Indeed, that compatibility may be the key for many big changes to the structure of payments. One of the biggest aspects of the current payments problem that the FinTech industry hopes to solve with blockchain technology is the basic issue of interfacing countless legacy banking systems with one another, a task that networks like Visa and Mastercard have been handling for decades.
For example, some startups, like blockchain-based Circle, are hoping to skip the pricey middlemen processing networks by building a system that can connect two digital wallets directly, which eliminates the need to go through third-party infrastructure. The company’s CENTRE platform is built on Ethereum, an open-source computing platform that allows compatibility with other DLT systems, making for seamless transactions. According to Circle, CENTRE provides a smart contract container that enables wallet-to-wallet transactions within and across currencies, including native digital assets as well as digital fiat assets.

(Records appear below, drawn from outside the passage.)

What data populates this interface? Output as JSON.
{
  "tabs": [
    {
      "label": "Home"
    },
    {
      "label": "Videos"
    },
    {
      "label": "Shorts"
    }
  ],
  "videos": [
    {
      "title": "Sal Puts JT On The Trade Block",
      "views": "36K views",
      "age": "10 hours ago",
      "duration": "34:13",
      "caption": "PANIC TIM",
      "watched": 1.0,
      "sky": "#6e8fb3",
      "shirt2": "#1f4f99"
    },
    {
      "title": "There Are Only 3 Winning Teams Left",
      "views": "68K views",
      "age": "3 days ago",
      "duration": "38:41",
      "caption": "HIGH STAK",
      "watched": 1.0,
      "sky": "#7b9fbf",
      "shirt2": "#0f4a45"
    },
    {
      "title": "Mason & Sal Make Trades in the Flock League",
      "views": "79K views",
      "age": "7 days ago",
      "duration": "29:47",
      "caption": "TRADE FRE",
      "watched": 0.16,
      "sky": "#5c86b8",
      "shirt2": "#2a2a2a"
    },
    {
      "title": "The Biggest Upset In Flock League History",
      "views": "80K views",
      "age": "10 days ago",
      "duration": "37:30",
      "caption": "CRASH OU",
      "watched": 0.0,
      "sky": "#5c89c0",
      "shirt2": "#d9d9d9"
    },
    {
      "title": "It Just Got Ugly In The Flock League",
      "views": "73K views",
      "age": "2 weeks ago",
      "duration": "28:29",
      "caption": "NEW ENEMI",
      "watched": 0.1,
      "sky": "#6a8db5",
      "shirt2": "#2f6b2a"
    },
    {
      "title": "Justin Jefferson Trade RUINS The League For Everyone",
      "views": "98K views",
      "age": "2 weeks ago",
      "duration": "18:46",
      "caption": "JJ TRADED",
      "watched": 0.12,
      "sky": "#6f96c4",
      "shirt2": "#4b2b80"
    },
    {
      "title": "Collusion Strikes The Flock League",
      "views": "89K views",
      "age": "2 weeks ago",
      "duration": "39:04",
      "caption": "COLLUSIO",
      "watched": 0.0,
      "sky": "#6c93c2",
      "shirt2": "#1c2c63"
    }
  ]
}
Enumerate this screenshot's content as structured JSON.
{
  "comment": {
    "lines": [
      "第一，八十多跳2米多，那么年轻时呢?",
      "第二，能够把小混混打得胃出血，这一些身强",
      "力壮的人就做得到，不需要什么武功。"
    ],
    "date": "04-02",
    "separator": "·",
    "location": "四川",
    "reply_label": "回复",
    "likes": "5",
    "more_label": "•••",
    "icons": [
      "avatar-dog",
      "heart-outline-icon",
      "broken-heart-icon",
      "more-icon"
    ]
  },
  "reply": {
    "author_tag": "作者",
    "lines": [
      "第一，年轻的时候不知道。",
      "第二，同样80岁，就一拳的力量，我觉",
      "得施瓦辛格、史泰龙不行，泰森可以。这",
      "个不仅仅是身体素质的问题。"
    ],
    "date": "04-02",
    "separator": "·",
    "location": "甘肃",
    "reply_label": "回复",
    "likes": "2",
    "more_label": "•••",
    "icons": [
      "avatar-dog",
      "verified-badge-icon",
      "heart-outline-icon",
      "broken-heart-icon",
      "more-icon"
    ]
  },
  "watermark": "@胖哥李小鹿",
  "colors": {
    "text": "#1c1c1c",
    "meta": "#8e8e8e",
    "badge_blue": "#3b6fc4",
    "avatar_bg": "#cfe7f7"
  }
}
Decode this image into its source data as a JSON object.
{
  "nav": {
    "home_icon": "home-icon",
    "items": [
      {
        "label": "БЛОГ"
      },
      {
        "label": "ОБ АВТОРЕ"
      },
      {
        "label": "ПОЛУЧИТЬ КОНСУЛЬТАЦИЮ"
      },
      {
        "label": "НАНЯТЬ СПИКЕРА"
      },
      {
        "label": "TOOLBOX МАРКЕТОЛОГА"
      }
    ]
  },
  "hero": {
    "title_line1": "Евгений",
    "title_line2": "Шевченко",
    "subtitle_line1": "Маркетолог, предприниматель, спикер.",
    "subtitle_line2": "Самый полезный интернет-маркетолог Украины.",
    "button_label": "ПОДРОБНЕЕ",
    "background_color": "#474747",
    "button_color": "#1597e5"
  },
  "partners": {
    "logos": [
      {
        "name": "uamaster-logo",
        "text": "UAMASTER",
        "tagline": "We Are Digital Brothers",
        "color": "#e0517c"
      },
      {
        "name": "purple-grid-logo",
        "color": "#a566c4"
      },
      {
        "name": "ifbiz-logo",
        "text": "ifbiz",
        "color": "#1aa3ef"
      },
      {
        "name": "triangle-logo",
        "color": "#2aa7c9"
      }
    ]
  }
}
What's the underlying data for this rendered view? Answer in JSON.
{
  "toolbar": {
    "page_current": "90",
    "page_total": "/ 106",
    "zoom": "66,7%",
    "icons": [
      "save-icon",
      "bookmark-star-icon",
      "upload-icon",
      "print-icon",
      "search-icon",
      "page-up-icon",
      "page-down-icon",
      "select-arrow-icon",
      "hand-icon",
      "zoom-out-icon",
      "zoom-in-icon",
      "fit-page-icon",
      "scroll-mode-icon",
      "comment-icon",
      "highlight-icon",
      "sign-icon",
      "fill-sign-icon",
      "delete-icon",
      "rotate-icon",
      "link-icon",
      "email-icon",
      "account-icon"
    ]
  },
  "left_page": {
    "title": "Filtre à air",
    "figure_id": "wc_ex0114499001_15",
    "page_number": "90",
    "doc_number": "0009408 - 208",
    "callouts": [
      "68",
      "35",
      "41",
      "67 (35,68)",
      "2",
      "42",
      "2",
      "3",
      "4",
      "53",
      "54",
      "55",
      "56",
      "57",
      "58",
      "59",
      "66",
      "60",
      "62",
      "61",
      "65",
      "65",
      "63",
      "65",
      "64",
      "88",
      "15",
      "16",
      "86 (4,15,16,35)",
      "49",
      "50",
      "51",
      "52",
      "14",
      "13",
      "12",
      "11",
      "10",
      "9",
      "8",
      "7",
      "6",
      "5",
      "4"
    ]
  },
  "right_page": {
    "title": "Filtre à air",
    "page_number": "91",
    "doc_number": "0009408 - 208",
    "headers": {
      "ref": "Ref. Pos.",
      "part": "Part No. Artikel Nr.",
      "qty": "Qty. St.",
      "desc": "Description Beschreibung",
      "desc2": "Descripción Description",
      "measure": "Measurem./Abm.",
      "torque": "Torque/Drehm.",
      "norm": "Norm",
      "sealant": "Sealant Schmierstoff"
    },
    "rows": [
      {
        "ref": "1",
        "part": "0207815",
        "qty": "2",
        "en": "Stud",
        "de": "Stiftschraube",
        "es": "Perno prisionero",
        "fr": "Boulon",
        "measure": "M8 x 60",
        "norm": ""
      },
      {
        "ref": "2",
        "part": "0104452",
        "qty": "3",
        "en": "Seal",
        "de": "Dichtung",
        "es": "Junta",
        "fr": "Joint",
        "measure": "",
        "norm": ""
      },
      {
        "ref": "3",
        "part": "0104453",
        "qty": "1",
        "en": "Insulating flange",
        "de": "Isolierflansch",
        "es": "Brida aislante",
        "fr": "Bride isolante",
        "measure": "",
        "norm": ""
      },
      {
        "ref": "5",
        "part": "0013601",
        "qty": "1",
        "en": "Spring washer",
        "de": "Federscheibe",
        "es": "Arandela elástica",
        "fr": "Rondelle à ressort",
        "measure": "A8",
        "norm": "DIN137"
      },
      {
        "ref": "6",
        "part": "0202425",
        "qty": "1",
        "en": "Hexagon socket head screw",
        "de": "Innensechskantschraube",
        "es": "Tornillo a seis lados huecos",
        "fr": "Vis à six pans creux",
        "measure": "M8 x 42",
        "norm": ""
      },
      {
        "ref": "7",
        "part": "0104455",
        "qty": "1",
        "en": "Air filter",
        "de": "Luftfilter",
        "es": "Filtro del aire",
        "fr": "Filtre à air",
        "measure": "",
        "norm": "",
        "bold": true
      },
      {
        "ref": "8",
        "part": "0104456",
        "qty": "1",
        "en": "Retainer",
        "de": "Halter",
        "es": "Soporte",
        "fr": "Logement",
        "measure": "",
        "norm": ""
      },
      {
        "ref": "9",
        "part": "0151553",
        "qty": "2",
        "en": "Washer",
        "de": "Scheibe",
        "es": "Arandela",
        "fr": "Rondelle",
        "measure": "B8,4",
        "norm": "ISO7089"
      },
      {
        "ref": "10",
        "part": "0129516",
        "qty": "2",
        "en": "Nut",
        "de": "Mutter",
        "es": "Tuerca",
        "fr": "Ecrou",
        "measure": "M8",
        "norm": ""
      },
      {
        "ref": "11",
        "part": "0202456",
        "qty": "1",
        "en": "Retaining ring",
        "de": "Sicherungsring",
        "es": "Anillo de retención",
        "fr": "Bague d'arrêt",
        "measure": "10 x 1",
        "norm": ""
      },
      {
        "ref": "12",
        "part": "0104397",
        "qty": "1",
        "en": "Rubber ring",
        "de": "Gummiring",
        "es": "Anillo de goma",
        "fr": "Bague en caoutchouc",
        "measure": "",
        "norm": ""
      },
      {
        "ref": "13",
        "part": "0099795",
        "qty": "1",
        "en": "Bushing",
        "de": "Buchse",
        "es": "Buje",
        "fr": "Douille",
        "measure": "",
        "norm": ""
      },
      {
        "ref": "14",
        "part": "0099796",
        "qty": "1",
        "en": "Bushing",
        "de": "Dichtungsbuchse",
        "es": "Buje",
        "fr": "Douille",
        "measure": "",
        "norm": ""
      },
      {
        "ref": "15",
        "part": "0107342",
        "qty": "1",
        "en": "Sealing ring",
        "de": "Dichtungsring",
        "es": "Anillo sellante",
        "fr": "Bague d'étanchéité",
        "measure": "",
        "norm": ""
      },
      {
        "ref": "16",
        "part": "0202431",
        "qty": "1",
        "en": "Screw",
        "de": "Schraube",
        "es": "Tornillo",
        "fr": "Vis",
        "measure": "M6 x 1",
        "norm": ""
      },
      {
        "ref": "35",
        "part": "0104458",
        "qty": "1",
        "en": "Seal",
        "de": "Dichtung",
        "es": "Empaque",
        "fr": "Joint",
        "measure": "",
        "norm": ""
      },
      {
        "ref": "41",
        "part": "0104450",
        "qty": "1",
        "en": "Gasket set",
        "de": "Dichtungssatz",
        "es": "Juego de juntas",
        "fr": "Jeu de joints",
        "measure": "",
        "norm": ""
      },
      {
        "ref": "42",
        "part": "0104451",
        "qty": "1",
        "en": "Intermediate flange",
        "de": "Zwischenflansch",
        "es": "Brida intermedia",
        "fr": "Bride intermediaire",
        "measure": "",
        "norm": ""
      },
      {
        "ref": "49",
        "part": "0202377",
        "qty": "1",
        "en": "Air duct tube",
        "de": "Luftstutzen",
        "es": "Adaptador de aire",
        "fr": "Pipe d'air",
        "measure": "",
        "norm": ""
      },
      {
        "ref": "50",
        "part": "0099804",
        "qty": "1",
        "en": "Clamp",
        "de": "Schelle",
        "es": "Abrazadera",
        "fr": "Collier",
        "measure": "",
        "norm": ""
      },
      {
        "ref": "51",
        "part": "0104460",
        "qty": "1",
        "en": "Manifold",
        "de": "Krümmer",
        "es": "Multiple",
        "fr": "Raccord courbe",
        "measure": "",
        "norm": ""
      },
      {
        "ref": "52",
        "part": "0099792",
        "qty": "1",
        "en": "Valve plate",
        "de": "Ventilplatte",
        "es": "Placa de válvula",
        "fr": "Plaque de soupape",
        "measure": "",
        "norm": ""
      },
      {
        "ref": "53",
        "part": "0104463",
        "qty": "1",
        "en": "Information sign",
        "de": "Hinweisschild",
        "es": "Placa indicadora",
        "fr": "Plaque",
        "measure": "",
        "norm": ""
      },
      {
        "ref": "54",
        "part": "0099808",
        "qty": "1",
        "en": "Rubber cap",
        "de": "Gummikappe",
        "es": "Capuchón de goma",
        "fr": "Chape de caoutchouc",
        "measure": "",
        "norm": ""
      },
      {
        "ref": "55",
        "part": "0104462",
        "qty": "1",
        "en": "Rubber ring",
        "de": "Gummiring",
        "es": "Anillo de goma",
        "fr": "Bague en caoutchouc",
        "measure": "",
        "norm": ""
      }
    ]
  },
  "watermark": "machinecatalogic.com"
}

Some companies are attacking the issue from the other end of the spectrum by developing digital currencies that exist outside the legacy systems, like the now-mainstream Bitcoin. Because cryptocurrencies operate on compatible blockchain platforms, currency can be moved from user to user with simple updates to the chain, rather than having to navigate complicated infrastructure differences between banks and processors.
More and more merchants are accepting Bitcoin and similar currencies as a payment method, and dozens of companies have created easy-to-use Bitcoin wallets that help users spend the digital currency nearly as easily as cash or credit. The early cryptocurrency exchange site, Coinbase, for instance, offers a Bitcoin and Ethereum wallet that enables users to make in-store purchases anywhere that allows its currencies.
Cryptocurrency trading has also gained significant popularity, proving even the stock market isn’t immune to disruption from advances in FinTech.
While the future of payments certainly looks fraught with change, however, it’s important to remember that finance is a slow-moving beast. Few people, from customers to bank CEOs, loathe taking too many risks when it comes to money – and that includes jumping onto the bandwagon of a new payments structure.
Not only will it take time to prove the viability of any new system, but integrating and implement new payment systems takes time and money. Most major banks have spent decades building and adapting their technology, resulting in cobbled-together systems that need more than a basic software upgrade to become compatible with newer technology.